Dr Bastwick spake first, and (among other things) said, had he a thousand lives he would give them all up for this cause. Mr Prynne . . . showed the disparity between the times of Queen Mary and Queen Elizabeth, and the times then (of King Charles), and how far more dangerous it was now to write against a bishop or two than against a King or Queen: there at the most there was but six months imprisonment in ordinary prisons, and the delinquent might redeem his ears for £200, and had two months' time for payment, but no fine; here they are fined £5,000 a piece, to be perpetually imprisoned in the remotest castles, where no friends must be permitted to see them, and to lose their ears without redemption. There no stigmatizing, here he must be branded on both cheeks . . . He challenged the prelates to a fair dispute, and he would maintain against them, that their prelatical jurisdiction over presbyters and their calling is not jure diving [by divine right]; as he would maintain also against all the lawyers that the issuing of writs and process in the prelates' own names, and under their own seals, is against law, and entrenches on the king's prerogative and the subject's liberty. He said, if the people but knew into what times they were cast, and what changes of laws, religion and ceremonies had been made of late by one man [Archbishop Laud], they would look about them. They might see that no degree or profession was exempted from the prelates' malice; here is a divine for the soul, a physician for the body, and a lawyer for the estates,' and the next to be censured in Star Chamber is likely to be a bishop . . . The Archbishop of Canterbury, being informed by his spies what Mr Prynne said, moved the Lords then sitting in the Star Chamber that he might be gagged and have some further censure to be presently executed on him; but that motion did not succeed. Mr Burton spake much while in the pillory to the people. The executioner cut off his ears deep and close, in a cruel manner, with much effusion of blood, an artery being cut, as there was likewise of Dr Bastwick.

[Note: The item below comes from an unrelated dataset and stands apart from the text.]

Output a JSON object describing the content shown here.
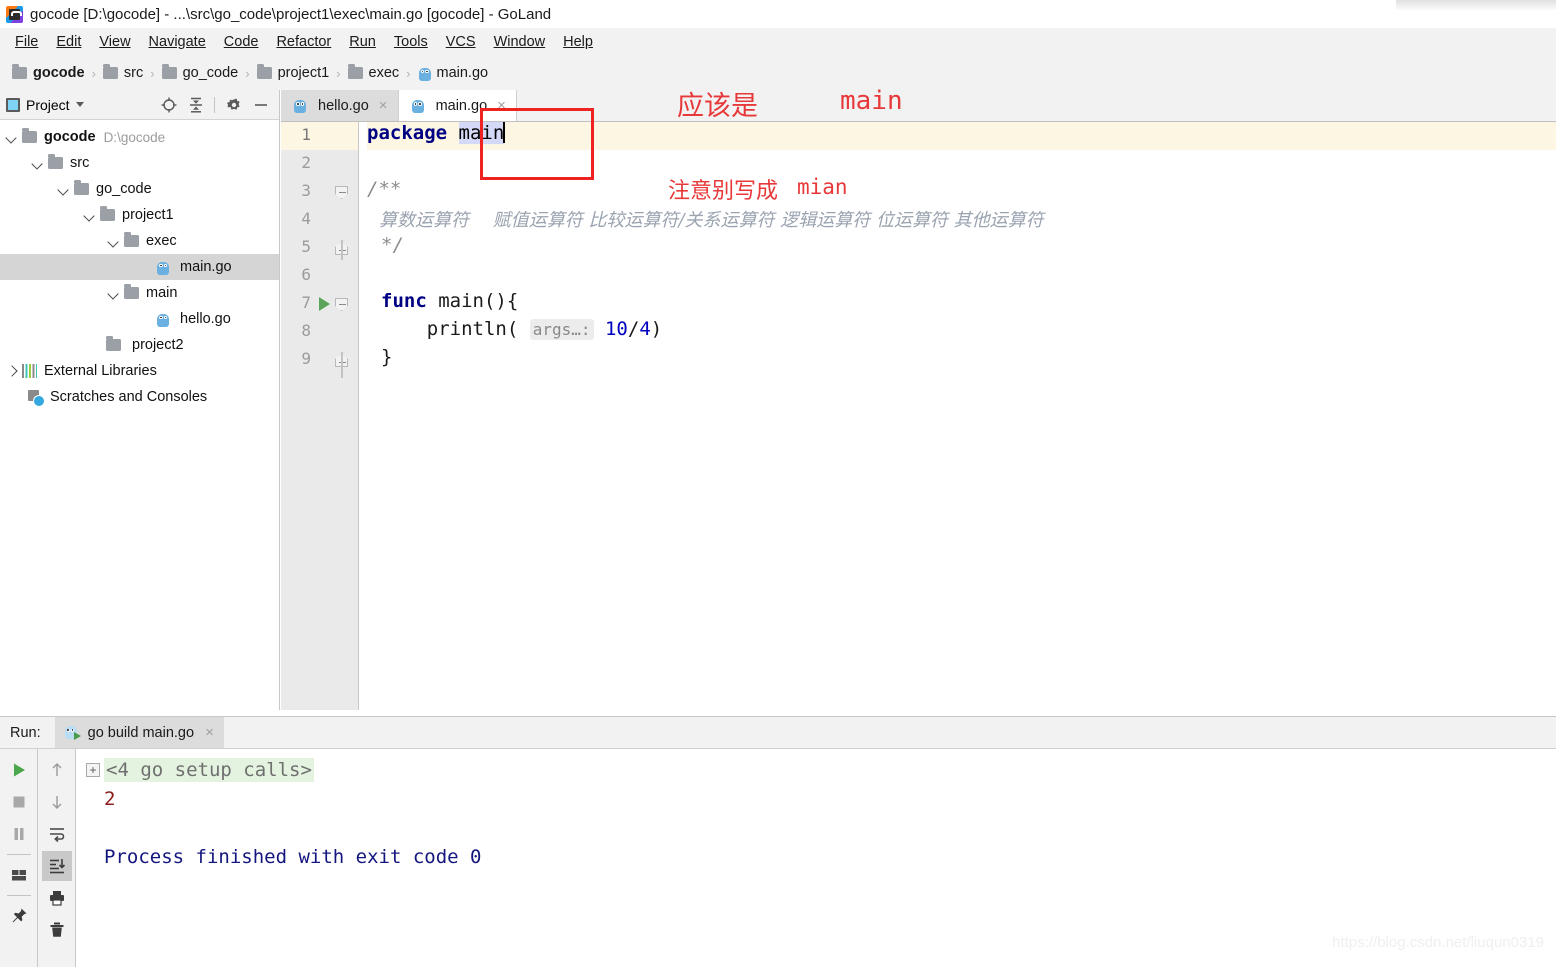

Then Mr Prynne's cheeks were seared with an iron made exceeding hot which done, the executioner cut off one of his ears and a piece of his cheek with it; then hacking the other ear almost off, he left it hanging and went down; but being called up again he cut it quite off.
[Source:John Rushworth (1706, abridged edition) Historical Collections volume two, pp. 293 ]